Panel Provides Overview of Key Water Issues at MACo January 2015 Winter Conference

Speakers briefed MACo January 2015 winter conference attendees on four key water issues during the “Treacherous Shoals: Navigating the Murky Depths of Water Issues” session.  Recently, there have been many state and federal water requirements that directly affect county governments.

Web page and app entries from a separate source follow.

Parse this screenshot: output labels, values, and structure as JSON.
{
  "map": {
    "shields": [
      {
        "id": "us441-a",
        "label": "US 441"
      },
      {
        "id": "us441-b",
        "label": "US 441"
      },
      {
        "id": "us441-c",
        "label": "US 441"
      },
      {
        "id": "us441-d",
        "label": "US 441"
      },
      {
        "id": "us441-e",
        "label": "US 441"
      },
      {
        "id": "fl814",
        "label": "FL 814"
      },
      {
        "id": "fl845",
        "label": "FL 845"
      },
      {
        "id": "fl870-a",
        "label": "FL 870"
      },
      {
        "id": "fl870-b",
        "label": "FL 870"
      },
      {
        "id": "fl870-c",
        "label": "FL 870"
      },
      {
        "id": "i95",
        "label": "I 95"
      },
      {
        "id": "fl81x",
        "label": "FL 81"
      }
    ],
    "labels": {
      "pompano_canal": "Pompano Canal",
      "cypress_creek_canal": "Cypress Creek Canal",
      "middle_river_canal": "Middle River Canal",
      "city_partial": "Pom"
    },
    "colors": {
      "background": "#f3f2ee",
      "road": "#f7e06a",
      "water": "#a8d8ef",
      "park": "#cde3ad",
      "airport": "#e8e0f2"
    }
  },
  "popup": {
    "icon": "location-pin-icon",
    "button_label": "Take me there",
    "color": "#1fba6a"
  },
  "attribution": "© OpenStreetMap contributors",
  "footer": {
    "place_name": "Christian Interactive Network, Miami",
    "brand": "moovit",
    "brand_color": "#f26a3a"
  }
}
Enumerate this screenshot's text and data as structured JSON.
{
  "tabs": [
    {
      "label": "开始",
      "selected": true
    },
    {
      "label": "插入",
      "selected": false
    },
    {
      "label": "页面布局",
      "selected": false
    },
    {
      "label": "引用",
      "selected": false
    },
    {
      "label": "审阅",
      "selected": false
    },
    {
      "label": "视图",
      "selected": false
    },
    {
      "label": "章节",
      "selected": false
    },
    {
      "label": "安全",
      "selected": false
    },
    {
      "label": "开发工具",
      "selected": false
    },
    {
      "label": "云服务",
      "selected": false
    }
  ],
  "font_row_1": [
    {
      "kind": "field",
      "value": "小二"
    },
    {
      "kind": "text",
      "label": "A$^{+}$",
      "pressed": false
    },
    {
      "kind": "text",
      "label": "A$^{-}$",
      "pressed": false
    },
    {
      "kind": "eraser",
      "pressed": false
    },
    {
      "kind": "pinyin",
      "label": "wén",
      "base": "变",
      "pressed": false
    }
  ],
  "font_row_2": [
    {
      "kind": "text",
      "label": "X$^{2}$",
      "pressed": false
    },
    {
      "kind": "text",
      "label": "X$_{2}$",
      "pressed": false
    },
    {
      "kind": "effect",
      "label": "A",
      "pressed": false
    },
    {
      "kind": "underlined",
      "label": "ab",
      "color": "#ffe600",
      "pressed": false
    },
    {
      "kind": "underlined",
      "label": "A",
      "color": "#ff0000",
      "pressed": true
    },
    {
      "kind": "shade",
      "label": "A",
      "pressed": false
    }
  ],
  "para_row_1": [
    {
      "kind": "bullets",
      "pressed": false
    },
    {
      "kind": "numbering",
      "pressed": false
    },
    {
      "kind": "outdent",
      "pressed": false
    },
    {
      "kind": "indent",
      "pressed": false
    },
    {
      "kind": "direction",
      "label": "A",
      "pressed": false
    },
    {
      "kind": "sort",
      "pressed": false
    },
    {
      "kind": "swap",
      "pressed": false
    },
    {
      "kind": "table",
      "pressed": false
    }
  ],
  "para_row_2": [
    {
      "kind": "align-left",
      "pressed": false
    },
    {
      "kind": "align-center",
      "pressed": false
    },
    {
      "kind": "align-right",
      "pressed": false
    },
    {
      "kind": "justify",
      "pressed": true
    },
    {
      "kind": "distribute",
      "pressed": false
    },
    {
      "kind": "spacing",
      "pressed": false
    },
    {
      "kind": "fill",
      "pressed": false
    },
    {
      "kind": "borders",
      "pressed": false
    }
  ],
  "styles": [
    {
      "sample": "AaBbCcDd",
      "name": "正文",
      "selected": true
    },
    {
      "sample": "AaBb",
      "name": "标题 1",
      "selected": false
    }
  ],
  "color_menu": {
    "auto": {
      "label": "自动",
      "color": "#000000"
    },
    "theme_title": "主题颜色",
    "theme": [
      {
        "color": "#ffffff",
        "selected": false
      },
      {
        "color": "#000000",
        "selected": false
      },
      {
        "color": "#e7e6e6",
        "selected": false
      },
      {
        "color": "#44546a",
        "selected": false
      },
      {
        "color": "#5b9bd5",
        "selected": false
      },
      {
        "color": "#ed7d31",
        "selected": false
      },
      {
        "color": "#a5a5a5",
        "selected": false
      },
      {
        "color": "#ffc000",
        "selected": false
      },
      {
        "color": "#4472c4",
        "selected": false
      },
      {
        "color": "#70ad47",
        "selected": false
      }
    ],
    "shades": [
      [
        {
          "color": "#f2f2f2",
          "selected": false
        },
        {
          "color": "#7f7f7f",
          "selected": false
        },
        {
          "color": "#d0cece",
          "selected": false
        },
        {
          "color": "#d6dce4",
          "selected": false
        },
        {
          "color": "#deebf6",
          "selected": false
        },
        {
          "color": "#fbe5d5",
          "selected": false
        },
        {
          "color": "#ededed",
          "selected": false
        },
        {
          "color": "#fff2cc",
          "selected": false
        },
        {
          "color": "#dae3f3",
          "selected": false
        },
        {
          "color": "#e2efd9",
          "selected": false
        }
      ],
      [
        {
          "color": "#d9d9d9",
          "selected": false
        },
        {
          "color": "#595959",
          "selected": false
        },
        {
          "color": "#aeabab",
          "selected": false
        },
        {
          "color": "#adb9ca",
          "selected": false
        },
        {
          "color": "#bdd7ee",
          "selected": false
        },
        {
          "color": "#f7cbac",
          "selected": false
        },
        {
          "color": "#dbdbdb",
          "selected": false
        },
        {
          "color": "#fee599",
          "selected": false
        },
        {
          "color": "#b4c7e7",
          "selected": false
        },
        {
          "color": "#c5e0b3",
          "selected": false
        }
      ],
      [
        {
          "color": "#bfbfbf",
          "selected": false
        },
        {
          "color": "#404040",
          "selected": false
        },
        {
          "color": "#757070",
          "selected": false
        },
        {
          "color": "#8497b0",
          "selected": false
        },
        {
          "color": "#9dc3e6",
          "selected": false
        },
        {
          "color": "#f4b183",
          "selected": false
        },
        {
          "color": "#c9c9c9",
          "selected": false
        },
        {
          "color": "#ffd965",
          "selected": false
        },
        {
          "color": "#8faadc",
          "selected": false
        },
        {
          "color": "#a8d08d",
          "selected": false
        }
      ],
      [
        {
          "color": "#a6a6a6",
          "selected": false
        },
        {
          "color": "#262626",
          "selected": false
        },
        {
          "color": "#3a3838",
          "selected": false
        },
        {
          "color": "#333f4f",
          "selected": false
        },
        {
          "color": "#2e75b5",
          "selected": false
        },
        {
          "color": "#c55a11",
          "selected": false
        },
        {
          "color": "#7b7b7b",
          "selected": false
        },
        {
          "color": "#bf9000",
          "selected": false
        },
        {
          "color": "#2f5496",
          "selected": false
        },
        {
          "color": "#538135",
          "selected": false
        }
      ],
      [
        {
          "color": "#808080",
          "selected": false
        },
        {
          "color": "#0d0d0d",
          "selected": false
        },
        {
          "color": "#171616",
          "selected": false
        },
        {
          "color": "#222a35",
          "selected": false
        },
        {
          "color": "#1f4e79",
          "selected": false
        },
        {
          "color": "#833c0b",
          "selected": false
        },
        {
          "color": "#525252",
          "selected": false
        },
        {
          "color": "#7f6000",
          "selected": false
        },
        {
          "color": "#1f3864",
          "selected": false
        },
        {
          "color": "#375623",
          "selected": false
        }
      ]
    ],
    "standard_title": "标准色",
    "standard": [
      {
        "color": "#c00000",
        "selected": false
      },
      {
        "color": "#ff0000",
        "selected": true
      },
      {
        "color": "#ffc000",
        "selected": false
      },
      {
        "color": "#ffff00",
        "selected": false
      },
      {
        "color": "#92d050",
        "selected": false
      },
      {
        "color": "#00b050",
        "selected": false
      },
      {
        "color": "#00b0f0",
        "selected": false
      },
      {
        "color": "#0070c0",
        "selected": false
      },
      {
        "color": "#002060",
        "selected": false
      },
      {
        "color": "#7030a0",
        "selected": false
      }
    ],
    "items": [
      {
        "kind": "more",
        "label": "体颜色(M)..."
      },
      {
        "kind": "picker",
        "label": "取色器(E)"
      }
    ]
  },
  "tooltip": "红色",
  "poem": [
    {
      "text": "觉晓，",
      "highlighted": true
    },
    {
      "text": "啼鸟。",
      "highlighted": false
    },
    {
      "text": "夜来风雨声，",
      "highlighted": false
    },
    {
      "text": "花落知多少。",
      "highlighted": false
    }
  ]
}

Chesapeake Bay Foundation Maryland Executive Director Alison Prost discussed the legal framework of the Chesapeake Bay Total Maximum Daily Load (TMDL) – the federally mandated “pollution diet” for the Bay and its tributaries.  Prost discussed the origin and format of the Bay TMDL, including the legal settlement that set much of the TMDL’s format.  The TMDL imposes specific pollution reductions on the State, which in turn has placed specific reduction goals on the counties.  She noted that Maryland is still working through its water pollution reduction requirements, but is not facing potential sanctions like Pennsylvania.

AquaLaw attorney Christopher Pomeroy explained Municipal Separate Storm Sewer System (MS4) permits that are issued to certain counties under direction from the Maryland Department of the Environment.  The permits regulate stormwater runoff and the latest round of permits are among the most stringent in the nation.  Pomeroy provided an update to the litigation that currently surrounds the Phase I MS4 permits that are issued to the larger counties in Maryland.  The litigation could dictate how counties must comply with the permits and federal water quality standards, potentially imposing significant or impossible costs on county governments.

Best Best & Kriger attorney Andre Monette discussed the pending rulemaking by the United States Environmental Protection Agency that would change the definition of “waters of the United States” under the federal Clean Water Act.  He explained that a change to the definition would essentially the scope of the Act by potentially adding manmade drainage ditches or canals.  The proposed rule may also bring in storm drain systems and rain gardens.  Counties manage both these types of systems.

Maryland Department of Natural Resources (DNR) Climate Policy Program Manager Zoe Johnson discussed the threat posed by sea level rise and storm surges to Maryland’s coastal areas to private development and public infrastructure. DNR has developed strategies to address land use, transportation, and infrastructure planning and works with vulnerable local communities.  This can include planning changes, shoreline & buffer management, and bulding code changes.  She also mentioned the CoastSmart Communities Grant program.

Frederick County Executive Jan Gardner moderated the panel.